encouragement and support. Children are the future; cancer
can destroy that." -- Trevor Schaefer
Cancer Survivor Plaza
Cancer survivors and their families will
have a new gathering place in Boise thanks to a $1 million grant
awarded to City of Boise by the R.A. Bloch Cancer Foundation. The
grant will help pay for the construction of a cancer survivors
plaza and parking
improvements in the east end of Julia Davis
Boise Mayor David Bieter made the announcement Feb. 18,
2009, at a meeting of the "Julia Davis Park: Second Century
Coalition," a group of park supporters.
The plaza will feature:
Mental Attitude Walk with 14 inspirational plaques
- Road to
Recovery with seven plaques with recommended strategies for
- Kinetic wind
sculpture featuring kites by local artist Mark Baltes titled
The Bloch Cancer Foundation (http://www.blochcancer.org/) seeks to build a
plaza in every state.
Abraham Lincoln Statue
A larger-than-life size bronze statue of Abraham
Lincoln was unveiled June 19, 2010 at a ceremony attended by Mayor
David H. Bieter, artist Irene Deely, organizer David Leroy, donors
and civic leaders. Located in a grassy area east of the Idaho Black
History Museum, the statue is an enlarged replica of the most
famous image of Lincoln seated on a bench created by Idaho born
sculptor Gutzon Berglum. According to Davis family legend, early
Boise pioneer Tom Davis was acquainted with Abraham Lincoln in
Illinois in the 1840s before he migrated west. In 1907, land Tom
donated to the City of Boise became Julia Davis Park.
Nearby Places of Interest
This location provides opportunities to see birds and other
If you are interested in learning more about birding in Idaho
and the Idaho Birding Trail, see http://fishandgame.idaho.gov/ifwis/ibt/
This park has parking spaces with Greenbelt access.
Number of Horseshoes courts: 16
There are 16 horseshoe pits for drop-in use.
Open Play Areas
Open play areas are cut grass spaces
that provide opportunities for healthy recreational
activities for people of all ages.
Age group: 2-5
The playground surface is wood chips.
Julia Davis Memorial, 2002, By Jerry Snodgrass Southeast end of
the Rose Garden
The generosity of Julia Davis to passing pioneers is
memorialized and honored in this bronze statue of her offering an
apple to a pioneer girl.
Boise Art Museum Sculpture Garden Various artists Behind the
Boise Art Museum
See different large-scale works by Northwest and national artists
in the outdoor sculpture garden. Works change annually.
Point of Origin, 1978, By John Mason Grounds of the Boise
This geometric sculpture was the first public art commissioned
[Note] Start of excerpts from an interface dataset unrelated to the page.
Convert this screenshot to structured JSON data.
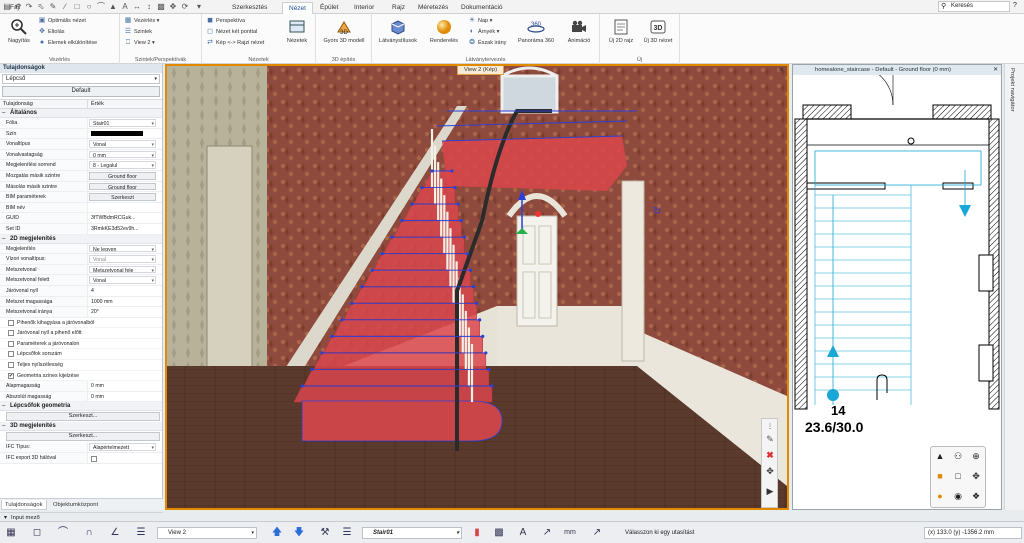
{
  "menubar": {
    "tabs": [
      "Fájl",
      "Szerkesztés",
      "Nézet",
      "Épület",
      "Interior",
      "Rajz",
      "Méretezés",
      "Dokumentáció"
    ],
    "active_tab": "Nézet",
    "search_placeholder": "Keresés"
  },
  "ribbon": {
    "groups": [
      {
        "label": "Vezérlés"
      },
      {
        "label": "Szintek/Perspektívák"
      },
      {
        "label": "Nézetek"
      },
      {
        "label": "3D építés"
      },
      {
        "label": "Látványtervezés"
      },
      {
        "label": "Új"
      }
    ],
    "vezerles": {
      "big": "Nagyítás",
      "small": [
        "Optimális nézet",
        "Eltolás",
        "Elemek elkülönítése"
      ]
    },
    "szintek": {
      "small": [
        "Vezérlés",
        "Szintek",
        "View 2"
      ]
    },
    "nezetek": {
      "small": [
        "Perspektíva",
        "Nézet két ponttal",
        "Kép <-> Rajzi nézet"
      ],
      "big": "Nézetek"
    },
    "epites": {
      "big": "Gyors 3D modell"
    },
    "latvany": {
      "big": [
        "Látványstílusok",
        "Renderelés",
        "Panoráma 360",
        "Animáció"
      ],
      "small": [
        "Nap",
        "Árnyék",
        "Észak irány"
      ]
    },
    "uj": {
      "big": [
        "Új 2D rajz",
        "Új 3D nézet"
      ]
    }
  },
  "left_panel": {
    "title": "Tulajdonságok",
    "selector": "Lépcső",
    "default_button": "Default",
    "col_property": "Tulajdonság",
    "col_value": "Érték",
    "sec_general": "Általános",
    "general": [
      {
        "name": "Fólia",
        "value": "Stair01",
        "kind": "dd"
      },
      {
        "name": "Szín",
        "value": "",
        "kind": "swatch"
      },
      {
        "name": "Vonaltípus",
        "value": "Vonal",
        "kind": "dd"
      },
      {
        "name": "Vonalvastagság",
        "value": "0 mm",
        "kind": "dd"
      },
      {
        "name": "Megjelenítési sorrend",
        "value": "8 - Legalul",
        "kind": "dd"
      },
      {
        "name": "Mozgatás másik szintre",
        "value": "Ground floor",
        "kind": "btn"
      },
      {
        "name": "Másolás másik szintre",
        "value": "Ground floor",
        "kind": "btn"
      },
      {
        "name": "BIM paraméterek",
        "value": "Szerkeszt",
        "kind": "btn"
      },
      {
        "name": "BIM név",
        "value": "",
        "kind": "text"
      },
      {
        "name": "GUID",
        "value": "3fTWBdmRCGuk...",
        "kind": "text"
      },
      {
        "name": "Set ID",
        "value": "3RmkKE3d52ev9h...",
        "kind": "text"
      }
    ],
    "sec_2d": "2D megjelenítés",
    "display2d": [
      {
        "name": "Megjelenítés",
        "value": "Ne legyen",
        "kind": "dd"
      },
      {
        "name": "Vízori vonaltípus:",
        "value": "Vonal",
        "kind": "dd-dim"
      },
      {
        "name": "Metszetvonal",
        "value": "Metszetvonal fele",
        "kind": "dd"
      },
      {
        "name": "Metszetvonal felett",
        "value": "Vonal",
        "kind": "dd"
      },
      {
        "name": "Járóvonal nyíl",
        "value": "4",
        "kind": "text"
      },
      {
        "name": "Metszet magassága",
        "value": "1000 mm",
        "kind": "text"
      },
      {
        "name": "Metszetvonal iránya",
        "value": "20°",
        "kind": "text"
      }
    ],
    "checks": [
      {
        "label": "Pihenők kihagyása a járóvonalból",
        "checked": false
      },
      {
        "label": "Járóvonal nyíl a pihenő előtt",
        "checked": false
      },
      {
        "label": "Paraméterek a járóvonalon",
        "checked": false
      },
      {
        "label": "Lépcsőfok sorszám",
        "checked": false
      },
      {
        "label": "Teljes nyílszélesség",
        "checked": false
      },
      {
        "label": "Geometria színes kijelzése",
        "checked": true
      }
    ],
    "heights": [
      {
        "name": "Alapmagasság",
        "value": "0 mm"
      },
      {
        "name": "Abszolút magasság",
        "value": "0 mm"
      }
    ],
    "sec_steps": "Lépcsőfok geometria",
    "edit_button": "Szerkeszt...",
    "sec_3d": "3D megjelenítés",
    "ifc_type_label": "IFC Típus:",
    "ifc_type_value": "Alapértelmezett",
    "ifc_export_label": "IFC export 3D hálóval",
    "tabs": [
      "Tulajdonságok",
      "Objektumközpont"
    ]
  },
  "view3d": {
    "tab": "View 2 (Kép)"
  },
  "plan": {
    "tab": "homealone_staircase - Default - Ground floor (0 mm)",
    "step_count": "14",
    "step_ratio": "23.6/30.0"
  },
  "right_sidebar": {
    "label": "Projekt navigátor"
  },
  "bottom": {
    "input_label": "Input mező",
    "view_combo": "View 2",
    "layer_combo": "Stair01",
    "status": "Válasszon ki egy utasítást",
    "coords": "(x) 133.0  (y) -1356.2 mm"
  },
  "colors": {
    "accent": "#e08a00",
    "stair_red": "#d9474c",
    "selection": "#2b3fd6",
    "plan_cyan": "#18a7d6"
  }
}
for Boise. Look through each frame as you move about the piece and
see various perspectives.
Sacajawea and Pomp, 2003, Agnes Vincen Talbot Idaho Historical
Museum This bronze statue of Sacajawea and her baby was created in
honor of the Lewis & Clark bicentennial.
Capitol Bridge Tiles, Circa 1930's Artist Unknown On the 4 pillars
of Capitol Bridge Oregon Trail pioneers crossed through Boise and
are commemorated in this WPA project bridge built circa 1930.
Seated Lincoln, 1867 By Gutzon Borglum, Recast and detailed by
Irene Deely, 2010 North side near Black History Museum The statue
is an enlarged replica of the most famous image of Lincoln seated
on a bench created by Idaho born sculptor Gutzon Berglum.
Julia Davis Park has two pavilions, Rose Garden and Bandshell
that may be reserved for events.
Park restrooms are available at this park. Restrooms are
now open. Park drinking fountains are now operational.
For a list of restrooms and portable restrooms that are
available year around in parks and the reserves, click here.
Number of Tennis courts: 6
Tennis courts may be reserved by contacting:
Boise Parks and Recreation
One court must be open for public use at all times.
View our Rules
& Regulations for Tennis Court Use
A Master Plan is a
concept drawing illustrating recreation facilities and landscape
features planned for a park site. It does not necessarily
represent what amenities are currently in a park.